Research Areas

The steady increase in global temperatures is dramatically reshaping the human-wildlife interface, exposing a large and completely naïve human and livestock population to wildlife species reservoirs and vectors. This is particularly worrisome as some arboviruses are associated with a wide spectrum of pathogeneses ranging from neurotoxicity in adults (e.g. West-Nile virus) and newborns (e.g. Zika virus), to severe haemorrhagic outcomes (e.g. Dengue virus and Yellow-Fever virus).

The ultimate goal of the group is to identify and characterize viral and cellular determinants responsible for each disease outcome to illuminate mechanisms of pathogenesis and identify promising targets for therapeutic intervention.

Profiling of arbovirus-induced perturbations using mass spectrometry

The ability of a virus to exploit multiple cellular machineries is essential to establish replication and transmission. This is often accomplished through direct binding of specific cellular proteins (i.e. protein-protein interactions), perturbation of the proteostasis of a subset of cellular proteins (i.e. protein stability) or modulation of the activity of entire cellular pathways through chemical modification of key signalling components (i.e. post-translational modifications). To identify such critical cellular “hubs” we are profiling arbovirus-induced perturbations using the latest generation of bottom-up MS-based approaches.

Identification and characterization of viral and cellular determinants of arboviral pathogenesis

Virus-induced changes as a whole contribute to the tropism of certain viruses for given species, tissues or cellular types, and at the same time are responsible for the specific pathological outcome of viral infections. The group tests the functional relevance of newly identified cellular factors for virus replication in different species and for different related and unrelated arboviruses, complementing large-scale genetic depletion/overexpression screens, with site-directed mutagenesis to map binding sites and identify potentially druggable surfaces. In a complementary line of research, the role of selected host factors in pathogenesis and morbidity is studied in relevant murine models.

Identification and characterization of viral and cellular determinants of host adaptation and transmission in arthropods and mammalians

One of the most puzzling traits of arboviruses is their ability to be transmitted by mosquitoes and ticks, while persisting in nature in highly diverse zoonotic reservoir species. However, it is not fully understood how evolution in different reservoir hosts has shaped replication and pathogenesis following infection in humans. To shed light on determinants of intermediate host adaptation and tropism, the group systematically screens host factor dependencies in viruses transmitted by distinct vectors in divergent cellular backgrounds.
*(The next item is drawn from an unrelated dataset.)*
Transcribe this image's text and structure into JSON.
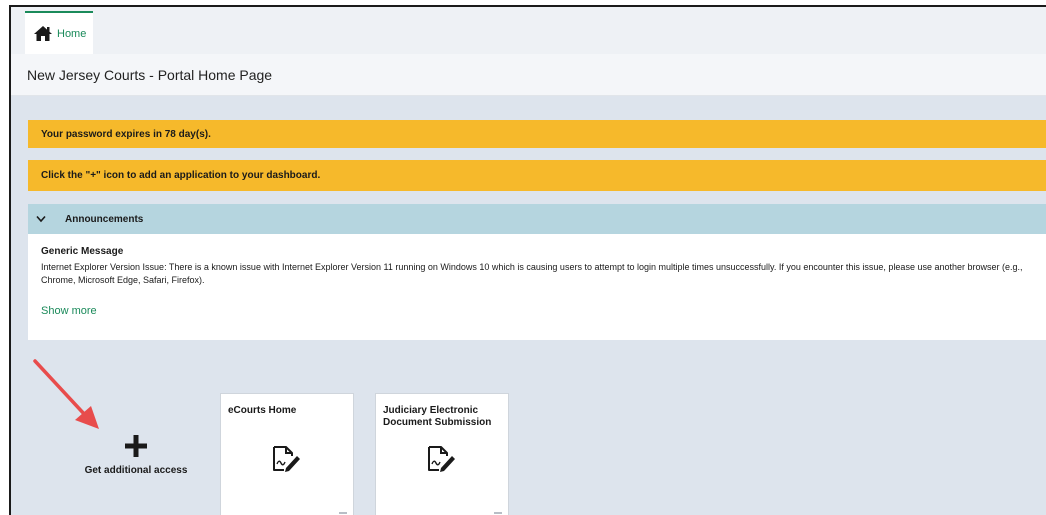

The long-term goal of these studies is to understand how long- and short-term evolutionary pressure can create virus variants allowing for a sudden increase of viral fitness or alternative tissue tropism.